--- PROBLEM DETAILS ---
Look through the data below and return each line where "replies" appears.
:::::
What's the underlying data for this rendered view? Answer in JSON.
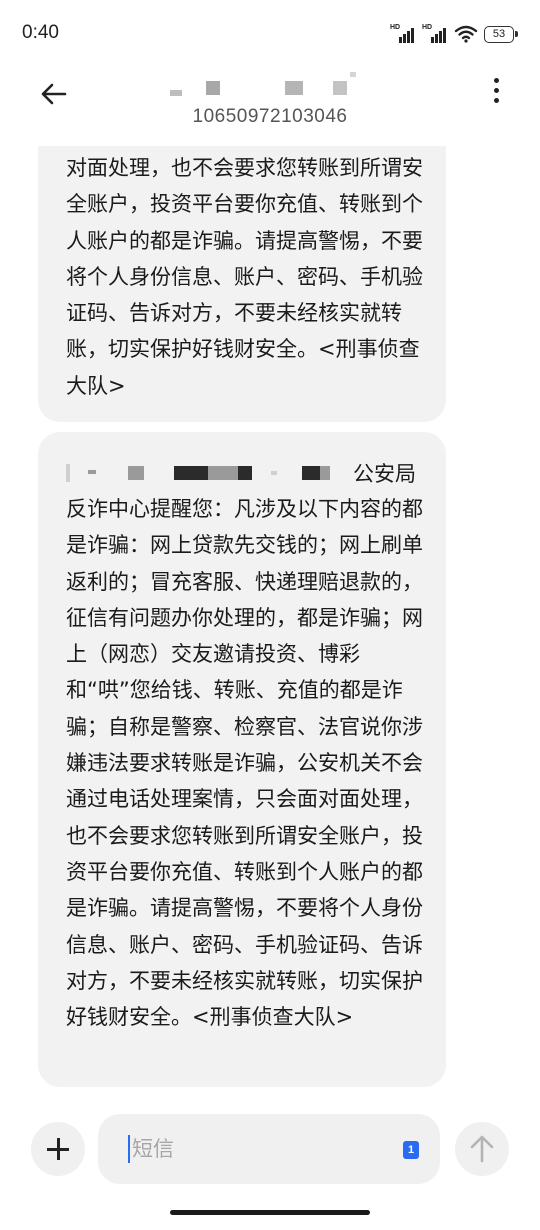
{
  "status_bar": {
    "time": "0:40",
    "battery_level": "53",
    "sim1_label": "HD",
    "sim2_label": "HD"
  },
  "header": {
    "contact_number": "10650972103046"
  },
  "messages": [
    {
      "text": "对面处理，也不会要求您转账到所谓安全账户，投资平台要你充值、转账到个人账户的都是诈骗。请提高警惕，不要将个人身份信息、账户、密码、手机验证码、告诉对方，不要未经核实就转账，切实保护好钱财安全。<刑事侦查大队>"
    },
    {
      "redacted_prefix_tail": "公安局",
      "text": "反诈中心提醒您：凡涉及以下内容的都是诈骗：网上贷款先交钱的；网上刷单返利的；冒充客服、快递理赔退款的，征信有问题办你处理的，都是诈骗；网上（网恋）交友邀请投资、博彩和“哄”您给钱、转账、充值的都是诈骗；自称是警察、检察官、法官说你涉嫌违法要求转账是诈骗，公安机关不会通过电话处理案情，只会面对面处理，也不会要求您转账到所谓安全账户，投资平台要你充值、转账到个人账户的都是诈骗。请提高警惕，不要将个人身份信息、账户、密码、手机验证码、告诉对方，不要未经核实就转账，切实保护好钱财安全。<刑事侦查大队>"
    }
  ],
  "composer": {
    "placeholder": "短信",
    "sim_badge": "1"
  },
  "icons": {
    "back": "back-arrow-icon",
    "more": "more-vertical-icon",
    "add": "plus-icon",
    "send": "send-arrow-icon"
  }
}
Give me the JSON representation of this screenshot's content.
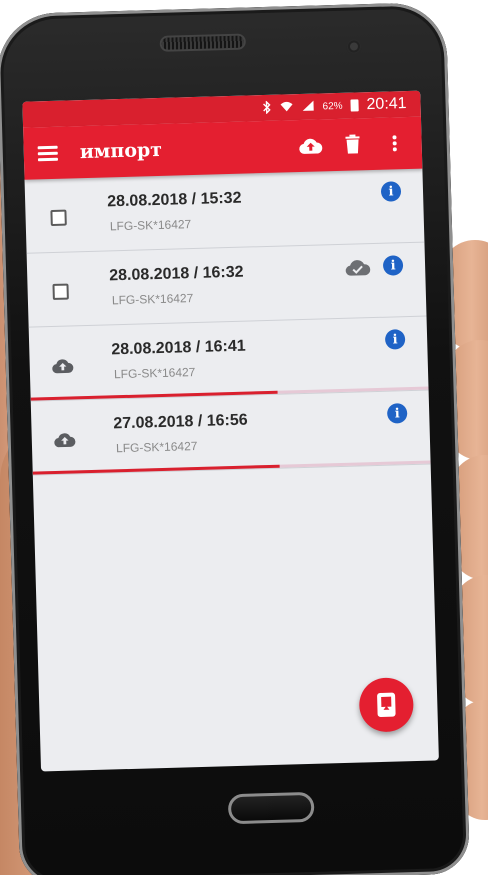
{
  "status_bar": {
    "bluetooth_icon": "bluetooth-icon",
    "wifi_icon": "wifi-icon",
    "signal_icon": "signal-icon",
    "battery_percent": "62%",
    "time": "20:41"
  },
  "app_bar": {
    "title": "импорт",
    "menu_icon": "hamburger-menu-icon",
    "actions": [
      "cloud-upload-icon",
      "trash-icon",
      "more-vert-icon"
    ]
  },
  "colors": {
    "primary": "#e41f30",
    "status_bar": "#d9202e",
    "info": "#1f63c6",
    "background": "#ecedf0"
  },
  "items": [
    {
      "datetime": "28.08.2018 / 15:32",
      "device_id": "LFG-SK*16427",
      "lead": "checkbox",
      "uploaded": false,
      "progress": null
    },
    {
      "datetime": "28.08.2018 / 16:32",
      "device_id": "LFG-SK*16427",
      "lead": "checkbox",
      "uploaded": true,
      "progress": null
    },
    {
      "datetime": "28.08.2018 / 16:41",
      "device_id": "LFG-SK*16427",
      "lead": "cloud-upload",
      "uploaded": false,
      "progress": 0.62
    },
    {
      "datetime": "27.08.2018 / 16:56",
      "device_id": "LFG-SK*16427",
      "lead": "cloud-upload",
      "uploaded": false,
      "progress": 0.62
    }
  ],
  "fab": {
    "icon": "device-import-icon"
  }
}
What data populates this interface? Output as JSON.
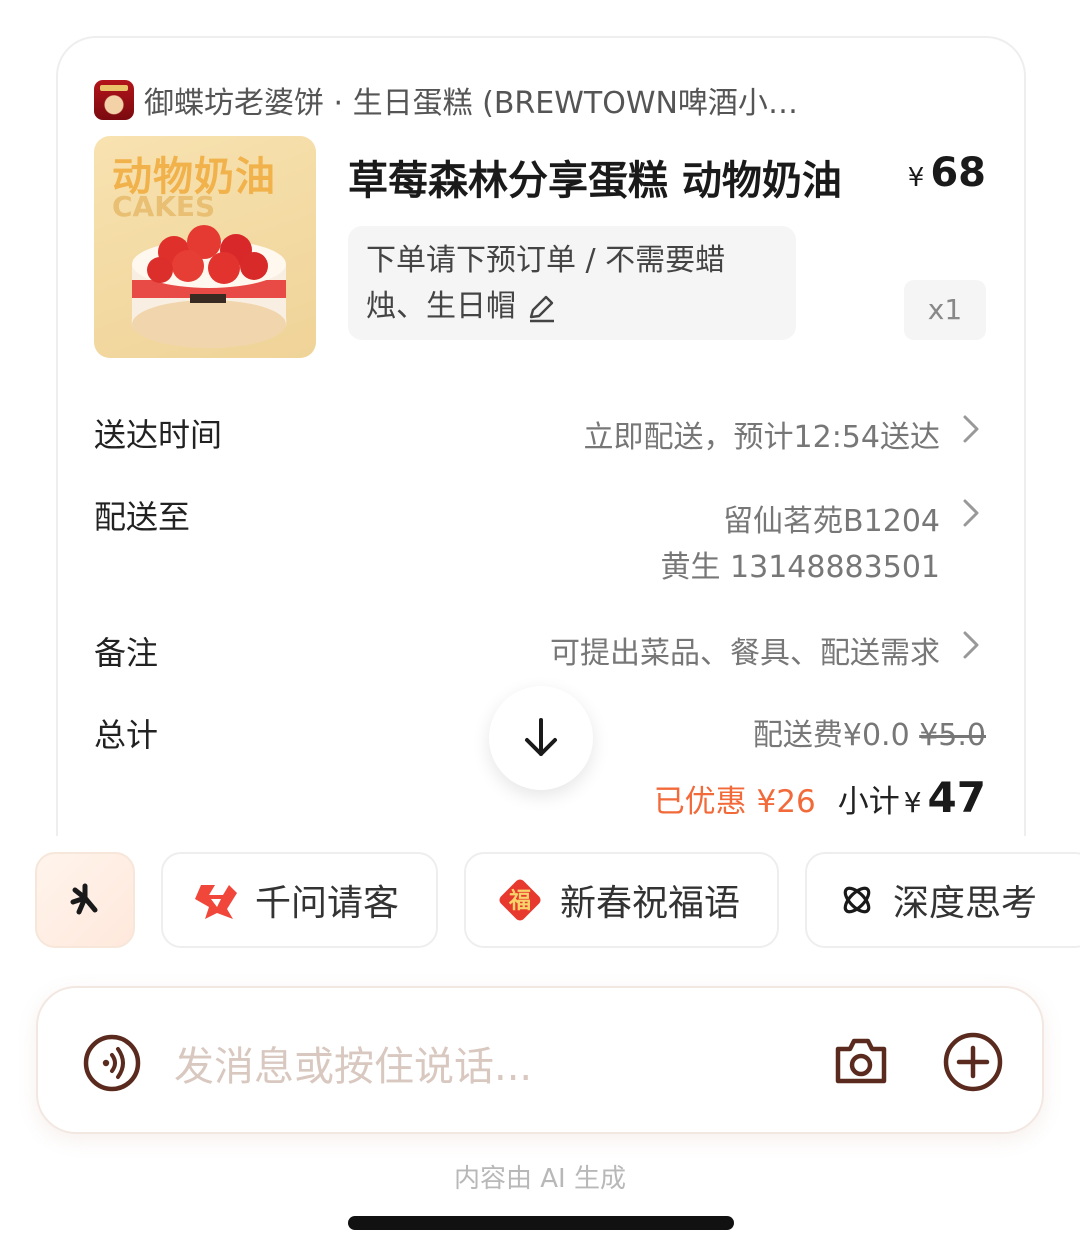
{
  "store": {
    "name": "御蝶坊老婆饼 · 生日蛋糕 (BREWTOWN啤酒小镇店)",
    "logo_icon": "store-logo-icon"
  },
  "product": {
    "title": "草莓森林分享蛋糕 动物奶油",
    "price_symbol": "¥",
    "price": "68",
    "image_text": "动物奶油",
    "image_text_2": "CAKES",
    "note": "下单请下预订单 / 不需要蜡烛、生日帽",
    "quantity": "x1"
  },
  "delivery_time": {
    "label": "送达时间",
    "value": "立即配送，预计12:54送达"
  },
  "address": {
    "label": "配送至",
    "line1": "留仙茗苑B1204",
    "line2": "黄生 13148883501"
  },
  "remark": {
    "label": "备注",
    "placeholder": "可提出菜品、餐具、配送需求"
  },
  "total": {
    "label": "总计",
    "fee_label": "配送费",
    "fee": "¥0.0",
    "fee_original": "¥5.0",
    "discount": "已优惠 ¥26",
    "subtotal_label": "小计",
    "subtotal_symbol": "¥",
    "subtotal": "47"
  },
  "chips": [
    {
      "label": "千问请客",
      "icon": "qianwen-icon"
    },
    {
      "label": "新春祝福语",
      "icon": "fu-icon"
    },
    {
      "label": "深度思考",
      "icon": "deep-think-icon"
    }
  ],
  "input": {
    "placeholder": "发消息或按住说话..."
  },
  "footer_note": "内容由 AI 生成",
  "colors": {
    "accent": "#f26a3a",
    "icon_brown": "#5a2a1e",
    "price_text": "#1a1a1a"
  }
}
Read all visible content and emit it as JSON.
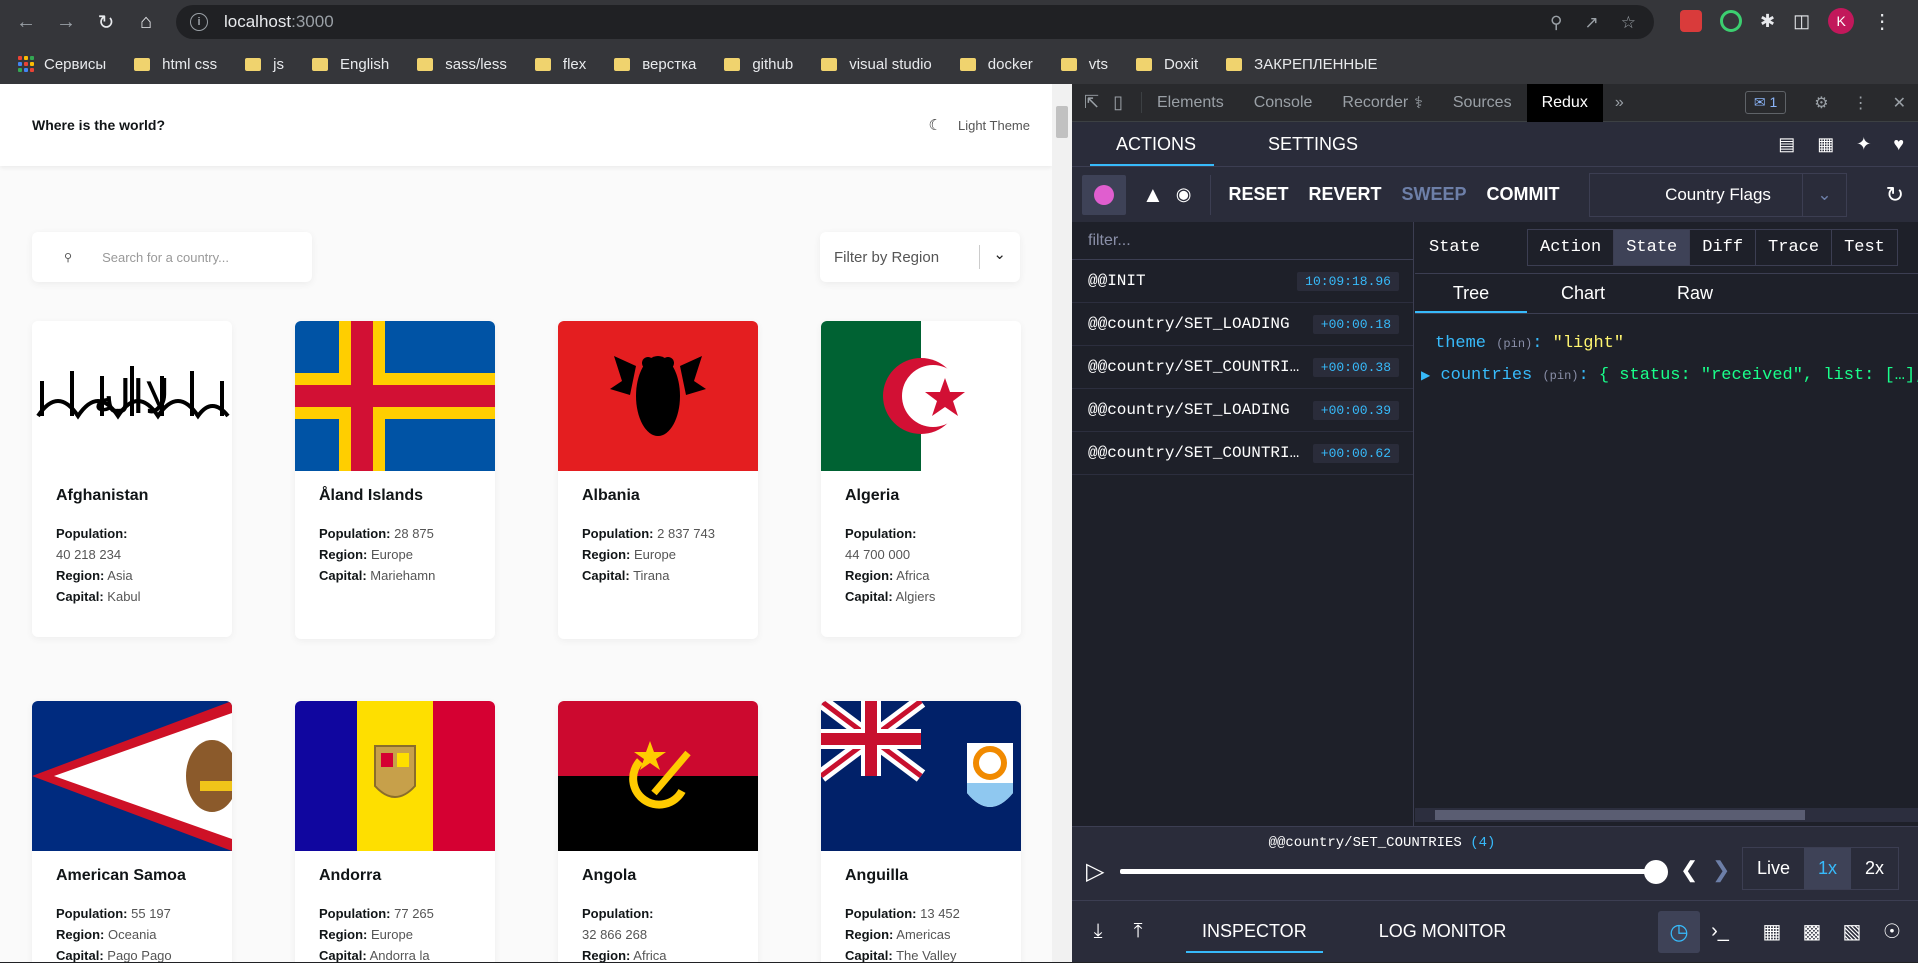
{
  "browser": {
    "url_host": "localhost",
    "url_port": ":3000",
    "bookmarks": [
      "Сервисы",
      "html css",
      "js",
      "English",
      "sass/less",
      "flex",
      "верстка",
      "github",
      "visual studio",
      "docker",
      "vts",
      "Doxit",
      "ЗАКРЕПЛЕННЫЕ"
    ],
    "avatar_letter": "K"
  },
  "app": {
    "brand": "Where is the world?",
    "theme_label": "Light Theme",
    "search_placeholder": "Search for a country...",
    "filter_label": "Filter by Region",
    "labels": {
      "population": "Population:",
      "region": "Region:",
      "capital": "Capital:"
    },
    "countries": [
      {
        "name": "Afghanistan",
        "population": "40 218 234",
        "region": "Asia",
        "capital": "Kabul"
      },
      {
        "name": "Åland Islands",
        "population": "28 875",
        "region": "Europe",
        "capital": "Mariehamn"
      },
      {
        "name": "Albania",
        "population": "2 837 743",
        "region": "Europe",
        "capital": "Tirana"
      },
      {
        "name": "Algeria",
        "population": "44 700 000",
        "region": "Africa",
        "capital": "Algiers"
      },
      {
        "name": "American Samoa",
        "population": "55 197",
        "region": "Oceania",
        "capital": "Pago Pago"
      },
      {
        "name": "Andorra",
        "population": "77 265",
        "region": "Europe",
        "capital": "Andorra la"
      },
      {
        "name": "Angola",
        "population": "32 866 268",
        "region": "Africa",
        "capital": ""
      },
      {
        "name": "Anguilla",
        "population": "13 452",
        "region": "Americas",
        "capital": "The Valley"
      }
    ]
  },
  "devtools": {
    "tabs": [
      "Elements",
      "Console",
      "Recorder",
      "Sources",
      "Redux"
    ],
    "active_tab": "Redux",
    "issues_count": "1",
    "redux": {
      "top_tabs": [
        "ACTIONS",
        "SETTINGS"
      ],
      "toolbar": [
        "RESET",
        "REVERT",
        "SWEEP",
        "COMMIT"
      ],
      "instance": "Country Flags",
      "filter_placeholder": "filter...",
      "actions": [
        {
          "type": "@@INIT",
          "time": "10:09:18.96"
        },
        {
          "type": "@@country/SET_LOADING",
          "time": "+00:00.18"
        },
        {
          "type": "@@country/SET_COUNTRI…",
          "time": "+00:00.38"
        },
        {
          "type": "@@country/SET_LOADING",
          "time": "+00:00.39"
        },
        {
          "type": "@@country/SET_COUNTRI…",
          "time": "+00:00.62"
        }
      ],
      "state_label": "State",
      "monitor_tabs": [
        "Action",
        "State",
        "Diff",
        "Trace",
        "Test"
      ],
      "view_tabs": [
        "Tree",
        "Chart",
        "Raw"
      ],
      "tree": {
        "k1": "theme",
        "v1": "\"light\"",
        "k2": "countries",
        "v2": "{ status: \"received\", list: […], e",
        "pin": "(pin)"
      },
      "slider_action": "@@country/SET_COUNTRIES",
      "slider_count": "(4)",
      "speeds": [
        "Live",
        "1x",
        "2x"
      ],
      "bottom_tabs": [
        "INSPECTOR",
        "LOG MONITOR"
      ]
    }
  }
}
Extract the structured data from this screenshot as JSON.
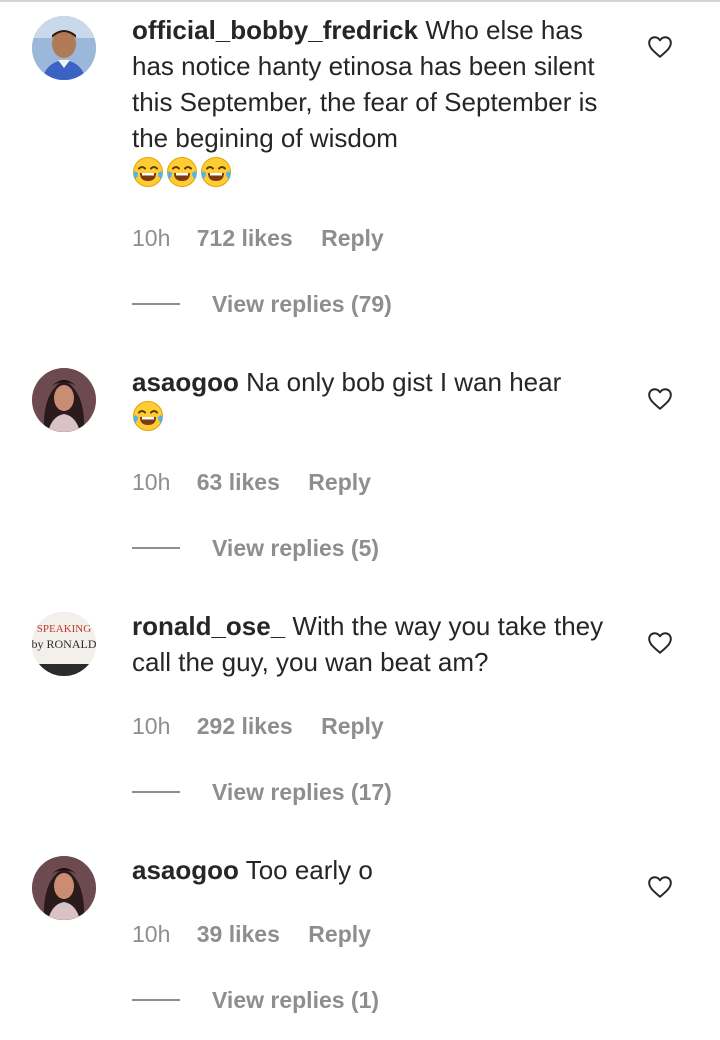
{
  "comments": [
    {
      "username": "official_bobby_fredrick",
      "text": "Who else has has notice hanty etinosa has been silent this September, the fear of September is the begining of wisdom",
      "emojis": [
        "face-with-tears-of-joy",
        "face-with-tears-of-joy",
        "face-with-tears-of-joy"
      ],
      "time": "10h",
      "likes": "712 likes",
      "reply_label": "Reply",
      "view_replies": "View replies (79)",
      "avatar": "man-portrait"
    },
    {
      "username": "asaogoo",
      "text": "Na only bob gist I wan hear",
      "emojis": [
        "face-with-tears-of-joy"
      ],
      "time": "10h",
      "likes": "63 likes",
      "reply_label": "Reply",
      "view_replies": "View replies (5)",
      "avatar": "woman-portrait"
    },
    {
      "username": "ronald_ose_",
      "text": "With the way you take they call the guy, you wan beat am?",
      "emojis": [],
      "time": "10h",
      "likes": "292 likes",
      "reply_label": "Reply",
      "view_replies": "View replies (17)",
      "avatar": "speaking-by-ronald-logo",
      "avatar_text": [
        "SPEAKING",
        "by RONALD"
      ]
    },
    {
      "username": "asaogoo",
      "text": "Too early o",
      "emojis": [],
      "time": "10h",
      "likes": "39 likes",
      "reply_label": "Reply",
      "view_replies": "View replies (1)",
      "avatar": "woman-portrait"
    }
  ],
  "colors": {
    "text": "#262626",
    "secondary": "#8e8e8e",
    "background": "#ffffff"
  },
  "icons": {
    "like": "heart-outline-icon",
    "emoji": "face-with-tears-of-joy"
  }
}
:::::
--- PROBLEM SOLUTION ---
      "view_replies": "View replies (79)",
      "view_replies": "View replies (5)",
      "view_replies": "View replies (17)",
      "view_replies": "View replies (1)",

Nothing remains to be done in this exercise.